Weekly meal brings many—mostly seniors—together for food and friendship

By Drew Myron

What sounds like a party, tastes delicious and feels like home?

The answer is Community Meals at Mt. Hood Town Hall.

Every Thursday at 11:30 a.m, the basement of the community center fills with friends, neighbors and homestyle meals.

Open to all, Community Meals draws mostly senior citizens, who each pay a few dollars for lunch and the chance to gather with others.

“We like the company, the food, the fellowship,” says Carol DeHart, who is seated among a lively group of laughing women. Every week, the group claims the same table, at the back near the piano player.

“It’s the socialization,” adds Carolee Lyddon.

Community Meals, previously called Mt. Hood Senior Meals, are held at Mt. Hood Town Hall—a picturesque old school turned community center. The building operated as the Upper Valley School from 1914 to 1962. For years, the school stood empty and dilapidated. In 1988, the community came together to form the Mt. Hood Town Hall Association. The group worked to save the structure, replacing floors and windows and remodeling the kitchen, dining room and “nearly everything,” says Roger Nelson, who serves on the association’s board of directors and is a Community Meals volunteer.

Community Meals, a weekly low-cost hot lunch in Mount Hood, draws 20 to 40 diners from around the area who gather to share good food and lively conversation.

The building is owned by Hood River County. The Mt. Hood Town Hall Association is in charge of community center operations.

Volunteers have been dishing up good meals at the town hall since 1996, says Dotty Nelson, who serves as volunteer coordinator. Prior to the 1990s, a patchwork of community groups, including Pioneer Potlatch, helped fill the nutritional needs of area seniors.

Operating on a slim budget, Community Meals is funded by the Area Agency on Aging, Adults and People with Physical Disabilities, and individual donations. Local businesses sometimes donate food. Rosauers, for example, donates bread and baked goods.

Roger Nelson, left, who serves on the Mt. Hood Town Hall Board of Directors and is a Community Meals volunteer, chats with Ozzie Treichel of Parkdale.

“Community Meals are powered by a dedicated crew of volunteers,” says Kristin Reese, Mt. Hood Town Hall manager.

Columbia Area Transit provides free bus rides from Hood River to Community Meals. Riders must reserve a seat by calling 24 hours in advance.

A meal—soup, salad, entree and dessert—is $4 for those 60 and older, and $5 for younger than 60. Take-home meals are also available. No one is turned away.

“It’s down-home cooking,” Dotty says, “things we all like to eat. We use our own recipes or we find them on allrecipes.com and multiply by 50.”

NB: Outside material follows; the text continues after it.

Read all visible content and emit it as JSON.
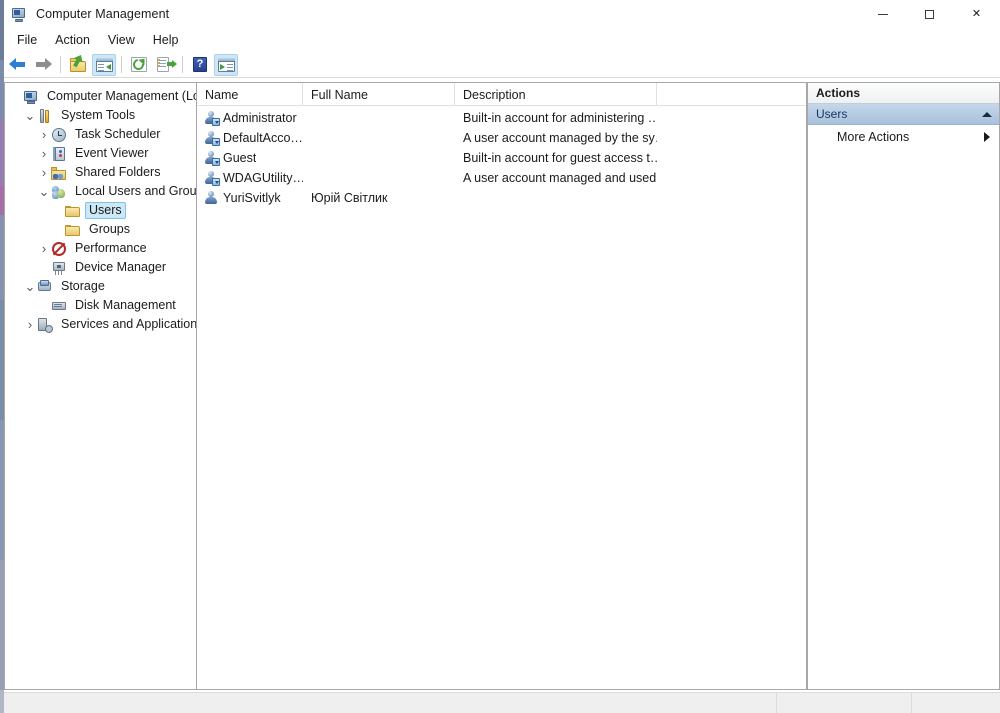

With just two paid positions—cook and dishwasher— volunteers do the work needed to feed 20 to 40 people each week. There are never enough helping hands, says Dotty, who has been a volunteer for 15 years.

Dotty’s husband, Roger, has served on the Mt. Hood Town Hall Board of Directors since 2003 and until a few years ago was “chief dishwasher” volunteer. He has been on the Hood River Electric Cooperative Board of Directors for 18 years.

The Community Meals program takes place at Mt. Hood Town Hall, a historic school turned community center.

Avalon Totten-Denton, a longtime volunteer, notes the weekly meal isn’t just about food.

“This provides an incredible social component,” she says.

“The camaraderie is nice, and the food is good,” says Marjorie Andrews, who lives in Odell.

For Sheri Bonomi, a widow, the weekly outing counters loneliness.

“It’s nice to not be alone,” she says. “We don’t want the TV to be our only company. Here, meal time is happy time.”

Food and friends can offer unexpected connections.

A few months ago, Vern Miller, who lives in Parkdale, attended Community Meals for the first time. From across the room, Shirley Nelson took one look and said, “Hey, I know you!” Turns out the two were neighbors in Odell nearly 30 years ago. With a friendship rekindled, they now share a table each week.

Longtime volunteer Avalon Totten-Denton dishes up fruit to Carol DeHart.

Carolee says she feels a similar sort of comfort. She and her husband, Dale, are dedicated diners, coming every week for the past three years.

“This is like coming home because we had two daughters go to school here,” Carolee says.

“The food is good,” adds Sandy Jones, as she enjoys a meal of ginger pork, steamed vegetables and fresh strawberries. “But it wouldn’t be the same without all these people.”

Weekly Community Meal

  • Hood Town Hall, 6575 Highway 35, Mount Hood
  • Thursdays from 11:30 a.m. to 12:30 p.m.
  • $4 for seniors, $5 for younger than 60.
  • Columbia Area Transit offers free rides from Hood River to Mt. Hood Town Hall. Call 24 hours in advance: (541) 386-4202.
  • To donate or volunteer, contact Dotty Nelson at dotnelson@hoodriverelectric. net or (541) 402-4448.